Other answers have concentrated on the base, but the problem can also be ascribed to the exponents. $(x^m)^n=x^{mn}$ is true for any base, as long as m and n are integers. This follows simply from the definition of exponentiation as repeated multiplication. $x^m$ is m copies of x multiplied together. $(x^m)^n$ is n copies of (m copies of x multiplied together) multiplied together, and so is mn copies of x multiplied together. This works for any base, integer, rational, irrational, positive, negative, complex. In fact, it works in any ring.

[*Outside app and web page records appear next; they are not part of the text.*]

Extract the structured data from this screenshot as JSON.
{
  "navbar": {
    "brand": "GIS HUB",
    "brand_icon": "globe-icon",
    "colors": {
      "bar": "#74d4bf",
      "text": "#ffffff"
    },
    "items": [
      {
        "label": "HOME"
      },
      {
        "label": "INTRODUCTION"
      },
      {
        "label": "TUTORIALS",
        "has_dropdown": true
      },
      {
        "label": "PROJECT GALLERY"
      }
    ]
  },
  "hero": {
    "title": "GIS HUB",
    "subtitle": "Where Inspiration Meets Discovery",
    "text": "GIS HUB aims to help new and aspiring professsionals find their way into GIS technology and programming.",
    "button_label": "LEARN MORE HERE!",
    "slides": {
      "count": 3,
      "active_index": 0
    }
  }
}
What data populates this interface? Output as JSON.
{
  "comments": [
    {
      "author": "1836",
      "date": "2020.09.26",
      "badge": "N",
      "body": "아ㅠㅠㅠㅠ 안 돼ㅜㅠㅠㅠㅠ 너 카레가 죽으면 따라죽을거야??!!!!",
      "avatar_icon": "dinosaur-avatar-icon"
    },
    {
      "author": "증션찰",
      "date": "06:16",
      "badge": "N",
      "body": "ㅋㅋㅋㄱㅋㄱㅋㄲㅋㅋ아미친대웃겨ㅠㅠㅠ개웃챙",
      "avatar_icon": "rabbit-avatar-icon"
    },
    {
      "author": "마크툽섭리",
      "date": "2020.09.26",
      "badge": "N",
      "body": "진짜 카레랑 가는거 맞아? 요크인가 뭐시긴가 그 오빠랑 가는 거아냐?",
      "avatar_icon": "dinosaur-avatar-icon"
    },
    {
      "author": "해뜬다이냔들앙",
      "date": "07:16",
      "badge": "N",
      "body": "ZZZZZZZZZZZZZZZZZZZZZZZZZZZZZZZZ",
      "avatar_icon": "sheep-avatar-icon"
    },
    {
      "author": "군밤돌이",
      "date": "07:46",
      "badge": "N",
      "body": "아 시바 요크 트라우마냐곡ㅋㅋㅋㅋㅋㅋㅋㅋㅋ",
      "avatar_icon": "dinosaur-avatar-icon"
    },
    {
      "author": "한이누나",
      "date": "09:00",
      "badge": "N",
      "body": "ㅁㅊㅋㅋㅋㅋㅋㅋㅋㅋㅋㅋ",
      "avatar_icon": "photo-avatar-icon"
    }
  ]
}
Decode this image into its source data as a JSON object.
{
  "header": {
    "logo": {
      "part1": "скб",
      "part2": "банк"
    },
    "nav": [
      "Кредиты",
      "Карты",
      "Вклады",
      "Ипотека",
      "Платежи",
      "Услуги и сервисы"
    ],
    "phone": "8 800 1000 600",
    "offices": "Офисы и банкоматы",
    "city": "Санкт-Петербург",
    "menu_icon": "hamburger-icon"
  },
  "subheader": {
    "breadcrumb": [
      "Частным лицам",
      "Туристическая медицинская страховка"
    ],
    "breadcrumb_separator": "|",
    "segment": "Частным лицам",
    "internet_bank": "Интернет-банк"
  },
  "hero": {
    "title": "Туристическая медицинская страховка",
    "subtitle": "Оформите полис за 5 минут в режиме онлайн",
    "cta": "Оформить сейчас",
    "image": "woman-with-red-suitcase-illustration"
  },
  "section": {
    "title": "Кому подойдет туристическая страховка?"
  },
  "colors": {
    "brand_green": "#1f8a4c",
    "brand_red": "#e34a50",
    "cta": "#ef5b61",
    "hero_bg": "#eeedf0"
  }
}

The problem comes when we try to extend the concept of exponents to non-integers. If we want to define $y = x^{\frac{1}{n}}$, we can take $y^n$ and extend the rule to say $y^n = (x^{\frac{1}{n}})^n =x^{\frac{1}{n}n}=x$. With this extension, y is a number such that $y^n$ = x. This is a description of y, but it's not a definition of y, as it not does unique specify y. Thus, when we take $(x^2)^{\frac{1}{2}}$, we are finding a number that when squared is equal to $x^2$. And while it's tempting to look at the phrase "a number that when squared is equal to $x^2$" and say "Well, that's a rather complicated way of saying 'x' ", x isn't the only number that satisfies this description. Thus, we have to make qualifications such as "$x^{\frac{1}{n}}$ is the principal nth root of x", and its those qualifications that cause the rule to fail with negative numbers.

Thus, while we can save this rule by saying "x has to be a positive number", we can also save it by saying "m and have to be integers". Or combine these qualifications and say "This works for non-integers only when we have positive numbers".